A bullet-proof argument! People are going to be irresponsible and promiscuous either way, so society at large should cover the damages, whether that be through paying for the mitigation plan or the resulting pregnancy.

Apparently, practicing personal responsibility is so incomprehensible a concept in the modern era that the government must legislate that others cover your irresponsible behavior financially.

What happened to women needing men like fish need a bicycle? It’s not exactly clear, but feminists expect the government to mandate that the men in the taxpaying population give a little something toward their birth control pills.

Those among us who still believe in fiscal and personal responsibility should take note of the subtle tactics with which our political opponents attempt to frame and carry out the dialogue. It is hypocrisy at best. It is dishonesty at worst.

Words carry meaning in a political forum.

We must be watchful in the myriad political methods through which the American left pushes for the increased size of social programs and subsidies.

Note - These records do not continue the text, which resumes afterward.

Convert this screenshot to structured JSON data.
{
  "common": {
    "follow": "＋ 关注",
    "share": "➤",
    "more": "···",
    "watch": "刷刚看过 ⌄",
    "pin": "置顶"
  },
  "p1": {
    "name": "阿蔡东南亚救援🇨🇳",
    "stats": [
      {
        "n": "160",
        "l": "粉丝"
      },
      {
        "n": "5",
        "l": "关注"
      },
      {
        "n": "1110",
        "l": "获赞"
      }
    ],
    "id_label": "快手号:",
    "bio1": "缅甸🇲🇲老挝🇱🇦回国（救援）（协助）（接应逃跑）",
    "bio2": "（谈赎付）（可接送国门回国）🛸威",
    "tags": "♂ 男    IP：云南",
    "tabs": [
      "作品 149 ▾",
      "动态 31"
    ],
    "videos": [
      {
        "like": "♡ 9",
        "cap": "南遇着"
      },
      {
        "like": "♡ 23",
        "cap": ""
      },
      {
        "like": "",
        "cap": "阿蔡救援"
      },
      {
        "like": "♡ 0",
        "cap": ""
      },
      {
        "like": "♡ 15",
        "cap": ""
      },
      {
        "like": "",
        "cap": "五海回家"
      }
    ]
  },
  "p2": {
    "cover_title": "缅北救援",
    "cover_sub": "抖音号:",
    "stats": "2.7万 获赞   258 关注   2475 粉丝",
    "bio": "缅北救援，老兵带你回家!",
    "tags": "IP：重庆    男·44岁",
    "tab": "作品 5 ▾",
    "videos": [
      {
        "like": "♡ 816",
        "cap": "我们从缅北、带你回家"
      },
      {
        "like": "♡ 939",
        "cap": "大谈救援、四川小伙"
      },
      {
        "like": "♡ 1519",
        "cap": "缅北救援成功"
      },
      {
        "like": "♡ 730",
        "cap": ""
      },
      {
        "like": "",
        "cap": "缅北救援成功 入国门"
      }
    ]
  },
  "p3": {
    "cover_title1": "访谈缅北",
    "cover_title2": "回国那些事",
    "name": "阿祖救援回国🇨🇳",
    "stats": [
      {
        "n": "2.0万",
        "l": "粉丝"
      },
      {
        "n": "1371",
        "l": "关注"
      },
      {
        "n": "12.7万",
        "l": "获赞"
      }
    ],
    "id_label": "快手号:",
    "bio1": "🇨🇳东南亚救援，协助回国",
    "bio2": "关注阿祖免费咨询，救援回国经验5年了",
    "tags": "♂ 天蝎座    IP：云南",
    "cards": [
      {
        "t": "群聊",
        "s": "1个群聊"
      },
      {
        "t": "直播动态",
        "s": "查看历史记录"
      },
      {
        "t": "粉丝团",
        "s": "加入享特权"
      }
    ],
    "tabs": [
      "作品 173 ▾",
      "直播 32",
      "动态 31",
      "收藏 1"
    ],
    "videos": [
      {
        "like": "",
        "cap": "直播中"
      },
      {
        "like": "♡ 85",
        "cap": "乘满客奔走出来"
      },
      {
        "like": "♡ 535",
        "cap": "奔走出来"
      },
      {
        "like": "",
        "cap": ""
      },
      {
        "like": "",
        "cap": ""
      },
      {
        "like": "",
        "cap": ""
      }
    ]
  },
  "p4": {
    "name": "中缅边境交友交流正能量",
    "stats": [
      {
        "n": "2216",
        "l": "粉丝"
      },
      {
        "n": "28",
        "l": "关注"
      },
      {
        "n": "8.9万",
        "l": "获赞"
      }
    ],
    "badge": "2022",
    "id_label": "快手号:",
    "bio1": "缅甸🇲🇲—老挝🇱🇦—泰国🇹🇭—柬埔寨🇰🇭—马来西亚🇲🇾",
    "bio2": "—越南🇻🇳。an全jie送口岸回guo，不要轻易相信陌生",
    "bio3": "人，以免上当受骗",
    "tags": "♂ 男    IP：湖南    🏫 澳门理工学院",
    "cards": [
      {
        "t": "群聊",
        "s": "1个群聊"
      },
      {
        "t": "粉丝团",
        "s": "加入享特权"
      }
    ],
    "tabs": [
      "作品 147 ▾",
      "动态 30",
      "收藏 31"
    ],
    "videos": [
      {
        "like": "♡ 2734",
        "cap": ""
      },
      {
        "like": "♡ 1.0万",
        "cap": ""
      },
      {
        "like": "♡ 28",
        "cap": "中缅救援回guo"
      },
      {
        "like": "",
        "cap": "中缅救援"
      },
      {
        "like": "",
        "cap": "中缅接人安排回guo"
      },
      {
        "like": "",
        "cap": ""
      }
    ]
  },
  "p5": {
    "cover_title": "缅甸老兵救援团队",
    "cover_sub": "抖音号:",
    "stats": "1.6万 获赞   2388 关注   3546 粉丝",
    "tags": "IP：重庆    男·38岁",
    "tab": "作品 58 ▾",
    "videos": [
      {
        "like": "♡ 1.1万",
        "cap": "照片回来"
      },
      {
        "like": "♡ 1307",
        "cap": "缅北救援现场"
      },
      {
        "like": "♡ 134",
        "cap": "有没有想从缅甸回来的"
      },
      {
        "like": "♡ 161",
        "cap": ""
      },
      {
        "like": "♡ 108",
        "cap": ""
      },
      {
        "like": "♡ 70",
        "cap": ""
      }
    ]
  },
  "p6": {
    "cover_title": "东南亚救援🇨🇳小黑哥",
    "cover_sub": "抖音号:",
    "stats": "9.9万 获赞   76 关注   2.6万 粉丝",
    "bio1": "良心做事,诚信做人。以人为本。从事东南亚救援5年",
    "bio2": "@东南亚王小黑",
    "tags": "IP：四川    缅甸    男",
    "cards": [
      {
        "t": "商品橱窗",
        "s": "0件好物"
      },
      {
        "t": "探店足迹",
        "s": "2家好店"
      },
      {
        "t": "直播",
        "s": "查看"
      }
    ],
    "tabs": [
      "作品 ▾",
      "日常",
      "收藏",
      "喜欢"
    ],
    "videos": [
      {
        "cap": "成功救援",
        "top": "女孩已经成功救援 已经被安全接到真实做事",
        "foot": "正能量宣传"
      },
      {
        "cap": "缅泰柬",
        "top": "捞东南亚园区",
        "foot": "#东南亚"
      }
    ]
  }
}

As sure as the day is long, when the left advocates for “access” to a social good, a discussion of the taxpayer footing the bill for it will follow. If we cannot pick up on this in debate, the personal responsibility of others may soon be the burden of the American taxpayer alone.

Andrew J. Sciascia is an undergraduate student at the University of Massachusetts Lowell. He is also an editor for the Connector student newspaper.

The views and opinions expressed in this commentary are those of the author and do not reflect the official position of The Daily Caller.